The warnings need to be broad like this, mentioned Justin Kasper, a physicist on the University of Michigan in Ann Arbor who leads an experiment on the probe referred to as Solar Wind Electrons Alphas and Protons instrument, as a result of “we actually wrestle to foretell efficiently whether or not or not a [coronal mass ejection] will attain Earth, what its orientation shall be, whether or not it’ll be magnetized, and so forth.” Depending on components like a photo voltaic flare’s angle of strategy, magnetic path and depth, a storm could possibly be worse within the northern hemisphere or the southern hemisphere. It is likely to be worse for Europe than North America, or it could possibly be dangerous for each, however Europe would possibly take the brunt within the morning and North America may get hit later within the day.
The Parker Solar Probe received’t be making real-time forecasts, however its findings will assist physicists perceive the solar higher to allow them to make higher and extra exact predictions. Advance warning may assist authorities put together earlier and higher: In anticipation of a blackout, emergency crews and radio volunteers may pre-emptively revert to much less weak types of communication, like satellites or telephone strains. Reactions will nonetheless must be fast. The eight minutes it takes for daylight to achieve Earth doesn’t go away a lot time to plan.
Russian hackers who might disrupt our electric grid have been a supply of concern not too long ago, however Congress has taken an curiosity in area climate too. In July, the House Science, Space and Technology Committee approved a measure that might direct the National Space Council to coordinate analysis and alerts among the many nation’s a number of space-weather-related efforts. It’s the primary time Congress has codified its want to substantively handle threats from area climate.
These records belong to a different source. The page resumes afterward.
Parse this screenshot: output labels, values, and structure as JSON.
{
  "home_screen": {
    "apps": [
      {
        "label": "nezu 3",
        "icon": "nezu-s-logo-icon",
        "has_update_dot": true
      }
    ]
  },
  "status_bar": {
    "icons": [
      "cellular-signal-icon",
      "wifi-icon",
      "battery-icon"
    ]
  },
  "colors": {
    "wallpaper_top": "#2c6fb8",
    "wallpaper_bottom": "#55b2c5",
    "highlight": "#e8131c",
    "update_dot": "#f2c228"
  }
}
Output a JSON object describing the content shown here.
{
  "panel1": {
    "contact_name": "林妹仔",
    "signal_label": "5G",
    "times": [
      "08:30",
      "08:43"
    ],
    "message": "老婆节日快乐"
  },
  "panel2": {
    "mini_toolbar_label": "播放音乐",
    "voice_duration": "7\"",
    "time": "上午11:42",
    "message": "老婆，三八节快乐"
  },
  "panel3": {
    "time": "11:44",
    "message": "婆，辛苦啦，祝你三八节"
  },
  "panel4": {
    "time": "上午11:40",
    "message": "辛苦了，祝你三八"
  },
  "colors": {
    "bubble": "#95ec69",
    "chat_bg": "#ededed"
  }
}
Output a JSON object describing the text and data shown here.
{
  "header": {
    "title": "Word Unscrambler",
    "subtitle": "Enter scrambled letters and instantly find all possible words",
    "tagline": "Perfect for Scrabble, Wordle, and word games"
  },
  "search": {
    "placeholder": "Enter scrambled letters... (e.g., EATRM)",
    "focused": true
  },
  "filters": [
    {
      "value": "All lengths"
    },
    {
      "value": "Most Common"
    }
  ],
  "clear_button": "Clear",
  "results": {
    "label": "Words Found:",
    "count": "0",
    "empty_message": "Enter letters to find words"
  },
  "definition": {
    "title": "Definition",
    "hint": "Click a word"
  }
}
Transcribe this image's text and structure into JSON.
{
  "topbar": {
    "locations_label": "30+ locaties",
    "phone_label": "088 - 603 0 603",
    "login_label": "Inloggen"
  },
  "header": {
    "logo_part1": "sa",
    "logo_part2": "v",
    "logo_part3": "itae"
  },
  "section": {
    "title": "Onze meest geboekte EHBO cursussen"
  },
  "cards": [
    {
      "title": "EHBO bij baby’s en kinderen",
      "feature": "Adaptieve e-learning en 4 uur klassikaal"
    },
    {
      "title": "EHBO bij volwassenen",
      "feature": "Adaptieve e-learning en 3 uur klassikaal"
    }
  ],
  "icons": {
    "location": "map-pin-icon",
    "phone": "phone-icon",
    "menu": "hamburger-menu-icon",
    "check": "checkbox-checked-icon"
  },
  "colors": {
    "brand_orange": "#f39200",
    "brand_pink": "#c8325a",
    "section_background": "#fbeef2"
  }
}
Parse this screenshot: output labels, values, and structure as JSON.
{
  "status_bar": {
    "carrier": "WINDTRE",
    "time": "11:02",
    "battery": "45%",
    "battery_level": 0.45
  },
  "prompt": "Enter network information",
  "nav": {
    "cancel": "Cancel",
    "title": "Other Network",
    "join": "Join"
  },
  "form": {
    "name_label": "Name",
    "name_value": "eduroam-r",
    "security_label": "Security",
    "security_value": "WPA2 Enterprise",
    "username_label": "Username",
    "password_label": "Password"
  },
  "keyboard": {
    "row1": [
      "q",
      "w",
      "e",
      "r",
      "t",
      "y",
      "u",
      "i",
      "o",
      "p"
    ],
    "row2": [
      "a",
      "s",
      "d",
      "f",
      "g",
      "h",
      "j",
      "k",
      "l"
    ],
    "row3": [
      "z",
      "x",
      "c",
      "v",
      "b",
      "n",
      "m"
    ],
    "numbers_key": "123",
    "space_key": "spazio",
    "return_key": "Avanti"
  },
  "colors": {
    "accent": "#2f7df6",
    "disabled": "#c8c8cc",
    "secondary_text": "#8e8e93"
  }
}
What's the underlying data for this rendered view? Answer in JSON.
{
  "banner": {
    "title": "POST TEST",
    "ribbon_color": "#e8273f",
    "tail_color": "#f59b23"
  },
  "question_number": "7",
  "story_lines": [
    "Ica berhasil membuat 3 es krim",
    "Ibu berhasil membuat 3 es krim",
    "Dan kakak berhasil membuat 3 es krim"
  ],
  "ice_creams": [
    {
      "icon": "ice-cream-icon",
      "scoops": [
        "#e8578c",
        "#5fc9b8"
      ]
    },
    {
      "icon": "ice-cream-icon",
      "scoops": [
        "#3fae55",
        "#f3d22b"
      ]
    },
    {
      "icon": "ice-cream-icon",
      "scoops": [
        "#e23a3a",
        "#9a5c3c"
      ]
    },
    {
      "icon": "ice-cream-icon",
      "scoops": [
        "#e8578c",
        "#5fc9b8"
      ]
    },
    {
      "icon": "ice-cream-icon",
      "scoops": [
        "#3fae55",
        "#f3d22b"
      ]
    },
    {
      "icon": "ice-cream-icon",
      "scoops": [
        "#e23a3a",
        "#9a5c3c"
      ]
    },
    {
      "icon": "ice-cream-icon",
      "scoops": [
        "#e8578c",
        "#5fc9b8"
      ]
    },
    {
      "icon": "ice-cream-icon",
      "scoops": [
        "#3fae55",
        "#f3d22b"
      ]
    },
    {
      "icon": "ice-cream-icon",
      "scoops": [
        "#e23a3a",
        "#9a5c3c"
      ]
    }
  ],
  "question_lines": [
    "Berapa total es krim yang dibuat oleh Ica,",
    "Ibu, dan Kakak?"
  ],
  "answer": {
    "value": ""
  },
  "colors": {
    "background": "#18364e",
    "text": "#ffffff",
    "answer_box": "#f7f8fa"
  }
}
The dream of a mission just like the Parker Solar Probe, nevertheless, is as outdated as NASA itself. In 1958, the National Academy of Sciences’ area research board advisable that the just-created area company ship a spacecraft contained in the orbit of Mercury to review the solar’s exercise. Also that 12 months, a younger physicist named Eugene Parker revealed a paper describing what he termed “the photo voltaic wind,” a fancy outflow of particles, plasma and magnetic fields. His namesake mission is one physicists like Parker as soon as thought was inconceivable, mentioned Kasper, who labored in Parker’s lab on the University of Chicago when he was an undergraduate. It would take 50 years — and the toughest spacecraft ever built — to make it doable.
Now Kasper is a part of a golden age in area climate science. This fall, Biesecker and his colleagues will inaugurate the latest numerical mannequin for simulating area climate, aiming to enhance these forecasts. In 2020, the Daniel K. Inouye Solar Telescope will see first gentle in Hawaii, the place it would make each day maps of the corona. Also that 12 months, the European Space Agency will launch its Solar Orbiter, which can examine the solar’s poles and excessive latitudes. These efforts will deliver us nearer to understanding the character of the solar that, no less than so far as humanity is worried, is crucial star within the universe. And the Parker Solar Probe will kick it off, DeForest mentioned.
“In just some months, we’ll get our first glimpse of what we will see on the market,” he mentioned. “It’s like opening the peephole into Tutankhamun’s tomb. You can’t see it but, however you realize that when you possibly can, there are going to be wonderful issues to see.”